Could you copy every record exactly as it appears?

RECORDS FOR PROCESSING Block Start

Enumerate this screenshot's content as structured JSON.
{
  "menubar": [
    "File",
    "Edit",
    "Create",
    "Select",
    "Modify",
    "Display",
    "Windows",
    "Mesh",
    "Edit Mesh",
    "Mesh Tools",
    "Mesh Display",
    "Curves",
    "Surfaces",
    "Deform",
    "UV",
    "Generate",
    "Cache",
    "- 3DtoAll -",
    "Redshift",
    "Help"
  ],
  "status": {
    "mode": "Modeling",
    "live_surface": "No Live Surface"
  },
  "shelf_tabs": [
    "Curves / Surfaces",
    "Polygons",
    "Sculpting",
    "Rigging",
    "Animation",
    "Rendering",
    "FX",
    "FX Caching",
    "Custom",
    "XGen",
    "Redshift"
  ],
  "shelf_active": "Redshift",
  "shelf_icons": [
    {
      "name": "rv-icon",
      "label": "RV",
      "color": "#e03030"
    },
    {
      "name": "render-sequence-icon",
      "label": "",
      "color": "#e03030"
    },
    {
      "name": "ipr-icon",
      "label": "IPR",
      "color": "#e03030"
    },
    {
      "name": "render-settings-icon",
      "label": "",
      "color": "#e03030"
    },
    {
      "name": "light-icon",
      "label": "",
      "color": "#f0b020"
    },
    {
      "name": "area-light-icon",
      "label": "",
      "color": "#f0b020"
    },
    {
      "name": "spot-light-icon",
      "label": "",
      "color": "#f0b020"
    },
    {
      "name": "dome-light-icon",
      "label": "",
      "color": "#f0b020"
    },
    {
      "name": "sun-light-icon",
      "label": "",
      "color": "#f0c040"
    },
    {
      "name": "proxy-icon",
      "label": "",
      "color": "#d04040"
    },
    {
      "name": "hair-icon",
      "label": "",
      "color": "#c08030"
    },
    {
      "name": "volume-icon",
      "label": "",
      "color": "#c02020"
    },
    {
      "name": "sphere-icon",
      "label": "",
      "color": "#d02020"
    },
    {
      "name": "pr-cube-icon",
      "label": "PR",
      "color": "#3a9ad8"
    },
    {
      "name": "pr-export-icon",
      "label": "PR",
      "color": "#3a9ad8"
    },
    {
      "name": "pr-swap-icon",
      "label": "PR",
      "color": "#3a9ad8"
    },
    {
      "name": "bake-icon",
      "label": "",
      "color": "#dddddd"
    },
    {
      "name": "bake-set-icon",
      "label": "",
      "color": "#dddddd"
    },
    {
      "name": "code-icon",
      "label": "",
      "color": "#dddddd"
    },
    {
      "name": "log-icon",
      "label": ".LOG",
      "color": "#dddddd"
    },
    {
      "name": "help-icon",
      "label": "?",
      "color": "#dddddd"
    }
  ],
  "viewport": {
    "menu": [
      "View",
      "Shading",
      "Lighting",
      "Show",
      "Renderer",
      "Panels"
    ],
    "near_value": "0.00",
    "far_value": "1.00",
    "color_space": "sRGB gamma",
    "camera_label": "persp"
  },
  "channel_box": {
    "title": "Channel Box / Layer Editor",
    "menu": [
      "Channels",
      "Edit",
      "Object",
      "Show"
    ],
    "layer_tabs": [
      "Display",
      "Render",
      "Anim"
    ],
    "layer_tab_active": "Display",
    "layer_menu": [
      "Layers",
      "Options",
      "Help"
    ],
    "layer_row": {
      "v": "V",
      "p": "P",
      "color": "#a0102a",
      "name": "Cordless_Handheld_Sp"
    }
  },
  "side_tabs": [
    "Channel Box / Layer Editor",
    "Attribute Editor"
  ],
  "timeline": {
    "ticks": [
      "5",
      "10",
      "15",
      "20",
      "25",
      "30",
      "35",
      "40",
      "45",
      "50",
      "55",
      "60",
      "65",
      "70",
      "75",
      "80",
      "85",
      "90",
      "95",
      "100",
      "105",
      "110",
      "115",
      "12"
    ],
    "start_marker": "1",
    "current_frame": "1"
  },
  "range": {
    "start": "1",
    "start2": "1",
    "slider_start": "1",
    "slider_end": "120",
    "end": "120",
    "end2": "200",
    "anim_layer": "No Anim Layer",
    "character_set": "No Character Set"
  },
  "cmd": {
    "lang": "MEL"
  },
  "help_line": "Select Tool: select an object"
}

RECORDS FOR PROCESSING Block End

▶ [RESPONSE TO THE TASK]:
Enumerate this screenshot's content as structured JSON.
{
  "menubar": [
    "File",
    "Edit",
    "Create",
    "Select",
    "Modify",
    "Display",
    "Windows",
    "Mesh",
    "Edit Mesh",
    "Mesh Tools",
    "Mesh Display",
    "Curves",
    "Surfaces",
    "Deform",
    "UV",
    "Generate",
    "Cache",
    "- 3DtoAll -",
    "Redshift",
    "Help"
  ],
  "status": {
    "mode": "Modeling",
    "live_surface": "No Live Surface"
  },
  "shelf_tabs": [
    "Curves / Surfaces",
    "Polygons",
    "Sculpting",
    "Rigging",
    "Animation",
    "Rendering",
    "FX",
    "FX Caching",
    "Custom",
    "XGen",
    "Redshift"
  ],
  "shelf_active": "Redshift",
  "shelf_icons": [
    {
      "name": "rv-icon",
      "label": "RV",
      "color": "#e03030"
    },
    {
      "name": "render-sequence-icon",
      "label": "",
      "color": "#e03030"
    },
    {
      "name": "ipr-icon",
      "label": "IPR",
      "color": "#e03030"
    },
    {
      "name": "render-settings-icon",
      "label": "",
      "color": "#e03030"
    },
    {
      "name": "light-icon",
      "label": "",
      "color": "#f0b020"
    },
    {
      "name": "area-light-icon",
      "label": "",
      "color": "#f0b020"
    },
    {
      "name": "spot-light-icon",
      "label": "",
      "color": "#f0b020"
    },
    {
      "name": "dome-light-icon",
      "label": "",
      "color": "#f0b020"
    },
    {
      "name": "sun-light-icon",
      "label": "",
      "color": "#f0c040"
    },
    {
      "name": "proxy-icon",
      "label": "",
      "color": "#d04040"
    },
    {
      "name": "hair-icon",
      "label": "",
      "color": "#c08030"
    },
    {
      "name": "volume-icon",
      "label": "",
      "color": "#c02020"
    },
    {
      "name": "sphere-icon",
      "label": "",
      "color": "#d02020"
    },
    {
      "name": "pr-cube-icon",
      "label": "PR",
      "color": "#3a9ad8"
    },
    {
      "name": "pr-export-icon",
      "label": "PR",
      "color": "#3a9ad8"
    },
    {
      "name": "pr-swap-icon",
      "label": "PR",
      "color": "#3a9ad8"
    },
    {
      "name": "bake-icon",
      "label": "",
      "color": "#dddddd"
    },
    {
      "name": "bake-set-icon",
      "label": "",
      "color": "#dddddd"
    },
    {
      "name": "code-icon",
      "label": "",
      "color": "#dddddd"
    },
    {
      "name": "log-icon",
      "label": ".LOG",
      "color": "#dddddd"
    },
    {
      "name": "help-icon",
      "label": "?",
      "color": "#dddddd"
    }
  ],
  "viewport": {
    "menu": [
      "View",
      "Shading",
      "Lighting",
      "Show",
      "Renderer",
      "Panels"
    ],
    "near_value": "0.00",
    "far_value": "1.00",
    "color_space": "sRGB gamma",
    "camera_label": "persp"
  },
  "channel_box": {
    "title": "Channel Box / Layer Editor",
    "menu": [
      "Channels",
      "Edit",
      "Object",
      "Show"
    ],
    "layer_tabs": [
      "Display",
      "Render",
      "Anim"
    ],
    "layer_tab_active": "Display",
    "layer_menu": [
      "Layers",
      "Options",
      "Help"
    ],
    "layer_row": {
      "v": "V",
      "p": "P",
      "color": "#a0102a",
      "name": "Cordless_Handheld_Sp"
    }
  },
  "side_tabs": [
    "Channel Box / Layer Editor",
    "Attribute Editor"
  ],
  "timeline": {
    "ticks": [
      "5",
      "10",
      "15",
      "20",
      "25",
      "30",
      "35",
      "40",
      "45",
      "50",
      "55",
      "60",
      "65",
      "70",
      "75",
      "80",
      "85",
      "90",
      "95",
      "100",
      "105",
      "110",
      "115",
      "12"
    ],
    "start_marker": "1",
    "current_frame": "1"
  },
  "range": {
    "start": "1",
    "start2": "1",
    "slider_start": "1",
    "slider_end": "120",
    "end": "120",
    "end2": "200",
    "anim_layer": "No Anim Layer",
    "character_set": "No Character Set"
  },
  "cmd": {
    "lang": "MEL"
  },
  "help_line": "Select Tool: select an object"
}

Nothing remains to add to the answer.